After 18 months crossing the country listening to artists, producers and various other creative industry types, Joly certainly got the message: Her Creative Canada document talks about placing creators at the centre of cultural policy and throws them various goodies in the form of new money for an export strategy and digital adjustments to several existing funds while reminding us all of previously announced increases for the CBC and Canada Council. Cultural executives are now busy parsing the details, figuring out if this incubator or that strategy is going to do something for their sector.

But on the television side, the Netflix deal is guaranteed only to pit TV creators against their current producers and distributors: How long before Canadian broadcasters start petitioning to escape their content regulations and spending requirements by taking closed-door meetings with the minister? The Canadian cultural community may be breathing a sigh of relief because a minister who promised that "everything was on the table" has not taken anything away from them, but the Netflix deal may well spell the beginning of the end for Canadian content regulations.

Maybe, while CTV, Global and City slip into the backroom for their own dealmaking chat with Joly, she will be reminding them that their parent companies are also escaping taxation: In promising no taxes on "online services," her policy suggests there is no political will to undertake another obvious update and switch the levy on the broadcast industry's dwindling cable and satellite revenues – which fills the coffers of the Canada Media Fund – for a levy on their expanding broadband revenues.

Instead, the minister, who doesn't want to "bail out industry models that are no longer viable" is propping up the fund, which underwrites TV shows and digital content. (There is no price tag on that promise to keep the fund at current levels, but it's one of the biggest goodies Creative Canada offers the creative community.)

Both the Netflix deal and the avoidance of anything that could be construed as a new tax represents a philosophy of sorts – that you can make more headway coaxing, charming or perhaps even shaming the digital giants into basic social and economic responsibilities than you can by legislating them. (Joly's announcement also trumpeted a collaboration between Facebook and Ryerson University on a news hub.) Even as government regulates online content with regards to obscenity, privacy and spam, the myth that you can't regulate the Internet holds its grip.

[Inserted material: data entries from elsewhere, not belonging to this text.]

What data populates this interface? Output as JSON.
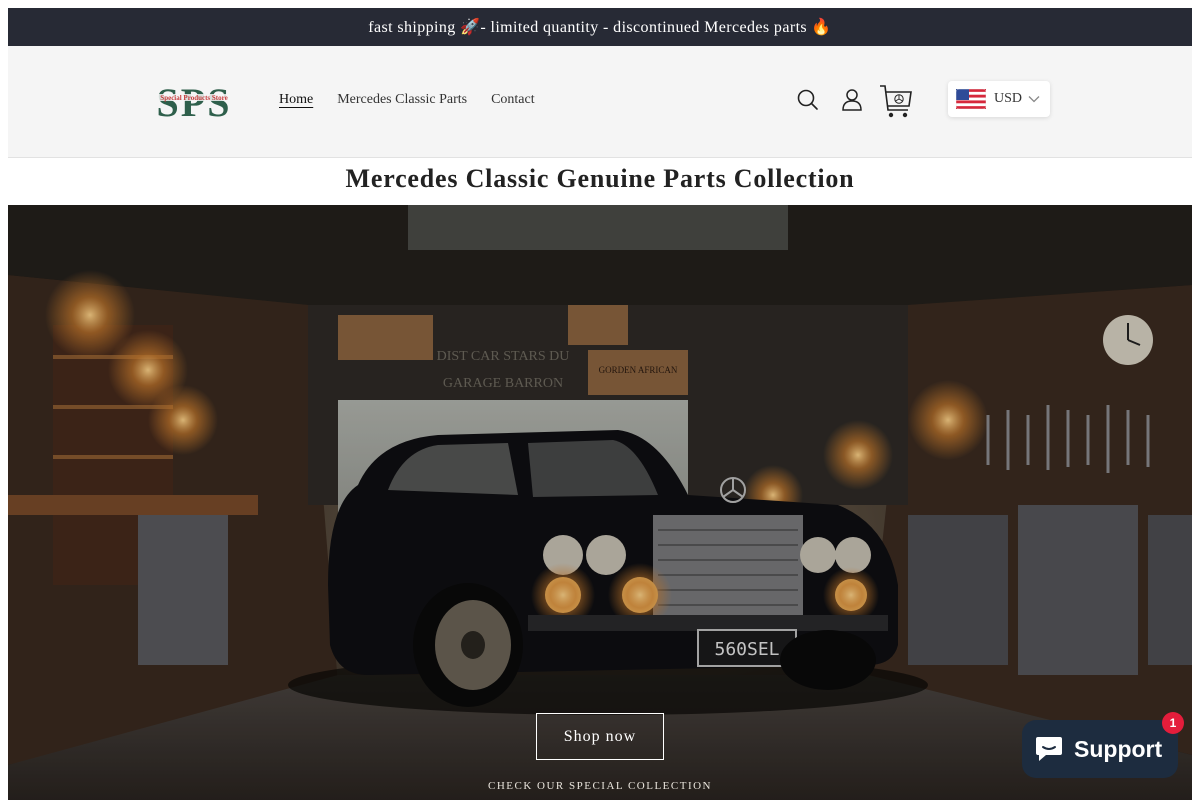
{
  "announcement": "fast shipping 🚀- limited quantity - discontinued Mercedes parts 🔥",
  "header": {
    "logo_text": "SPS",
    "logo_subtext": "Special Products Store",
    "nav": [
      {
        "label": "Home"
      },
      {
        "label": "Mercedes Classic Parts"
      },
      {
        "label": "Contact"
      }
    ],
    "currency": "USD"
  },
  "collection_title": "Mercedes Classic Genuine Parts Collection",
  "hero": {
    "plate": "560SEL",
    "sign_1": "DIST CAR STARS DU",
    "sign_2": "GARAGE BARRON",
    "sign_3": "GORDEN AFRICAN",
    "cta_label": "Shop now",
    "caption": "CHECK OUR SPECIAL COLLECTION"
  },
  "support": {
    "label": "Support",
    "badge": "1"
  },
  "colors": {
    "announcement_bg": "#272a35",
    "header_bg": "#f5f5f5",
    "support_bg": "#1d2c3f",
    "badge_red": "#e41d3b",
    "logo_green": "#2e5f4b",
    "logo_red": "#c53b3b"
  }
}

Are there alternatives for a culture minister brave enough to tackle digital disruption? Sure there are, and increasingly so. The review of the Broadcasting and Telecommunications acts that Joly is also promising could merge the two, putting in place the legal framework for Internet levies of various kinds and giving the Canadian Radio-television and Telecommunications Commission some authority to regulate cultural objectives in the online world. The CRTC could then follow Europe's lead and start demanding that streaming services contain a minimum amount of Canadian content in their catalogues. Those legislative reviews will take another year at least, but the tenor of Creative Canada certainly doesn't suggest the government is going to make huge changes.

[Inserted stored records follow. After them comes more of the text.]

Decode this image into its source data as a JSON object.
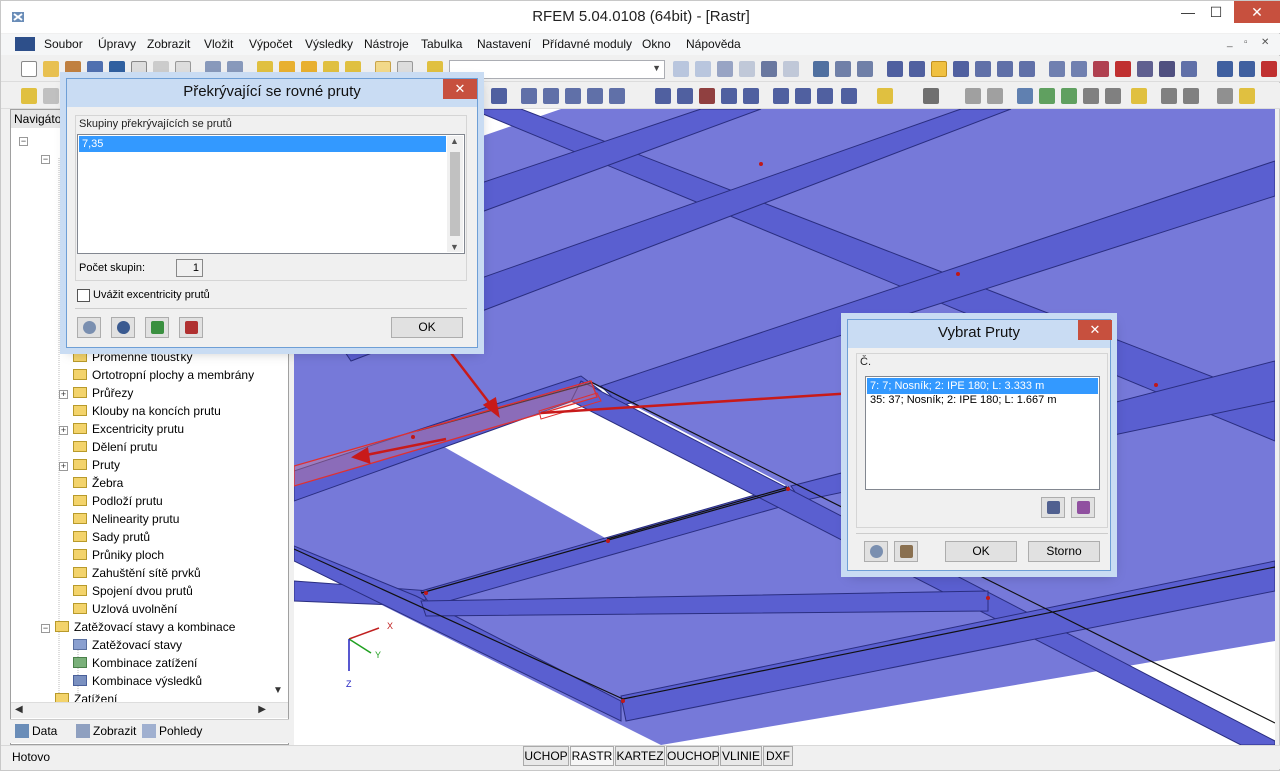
{
  "window": {
    "title": "RFEM 5.04.0108 (64bit) - [Rastr]",
    "min": "—",
    "max": "☐",
    "close": "✕"
  },
  "menu": [
    "Soubor",
    "Úpravy",
    "Zobrazit",
    "Vložit",
    "Výpočet",
    "Výsledky",
    "Nástroje",
    "Tabulka",
    "Nastavení",
    "Přídavné moduly",
    "Okno",
    "Nápověda"
  ],
  "mdi_controls": [
    "_",
    "▫",
    "✕"
  ],
  "navigator": {
    "header": "Navigáto",
    "items": [
      "Proměnné tloušťky",
      "Ortotropní plochy a membrány",
      "Průřezy",
      "Klouby na koncích prutu",
      "Excentricity prutu",
      "Dělení prutu",
      "Pruty",
      "Žebra",
      "Podloží prutu",
      "Nelinearity prutu",
      "Sady prutů",
      "Průniky ploch",
      "Zahuštění sítě prvků",
      "Spojení dvou prutů",
      "Uzlová uvolnění",
      "Zatěžovací stavy a kombinace",
      "Zatěžovací stavy",
      "Kombinace zatížení",
      "Kombinace výsledků",
      "Zatížení"
    ],
    "tabs": [
      "Data",
      "Zobrazit",
      "Pohledy"
    ]
  },
  "status": {
    "text": "Hotovo",
    "buttons": [
      "UCHOP",
      "RASTR",
      "KARTEZ",
      "OUCHOP",
      "VLINIE",
      "DXF"
    ]
  },
  "axes": {
    "x": "X",
    "y": "Y",
    "z": "Z"
  },
  "dialog1": {
    "title": "Překrývající se rovné pruty",
    "group_label": "Skupiny překrývajících se prutů",
    "list": [
      "7,35"
    ],
    "count_label": "Počet skupin:",
    "count_value": "1",
    "checkbox_label": "Uvážit excentricity prutů",
    "ok": "OK"
  },
  "dialog2": {
    "title": "Vybrat Pruty",
    "column_label": "Č.",
    "list": [
      "7: 7; Nosník; 2: IPE 180; L: 3.333 m",
      "35: 37; Nosník; 2: IPE 180; L: 1.667 m"
    ],
    "ok": "OK",
    "cancel": "Storno"
  },
  "colors": {
    "accent": "#3399ff",
    "slab": "#6a6ed6",
    "beam": "#5a5fd0",
    "highlight": "#e03030"
  }
}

None of these policies will mean much to consumers, particularly in the short term. Canadian content on conventional television will slowly wither as private broadcasters inevitably seek relief from their obligations; those who actively want Canadian programming will seek it out on the CBC, which will be required to do more and more of the heavy lifting without a sufficient budget. Perhaps many new Trailer Park Boys and Alias Graces will emerge on Netflix, but you can be sure that the likes of Narcos and House of Cards will still hog most of the attention on a service where few viewers would ever select content according to geography. No, it's not consumers who should care that much about Creative Canada; it is citizens who should be disappointed in Ms. Joly.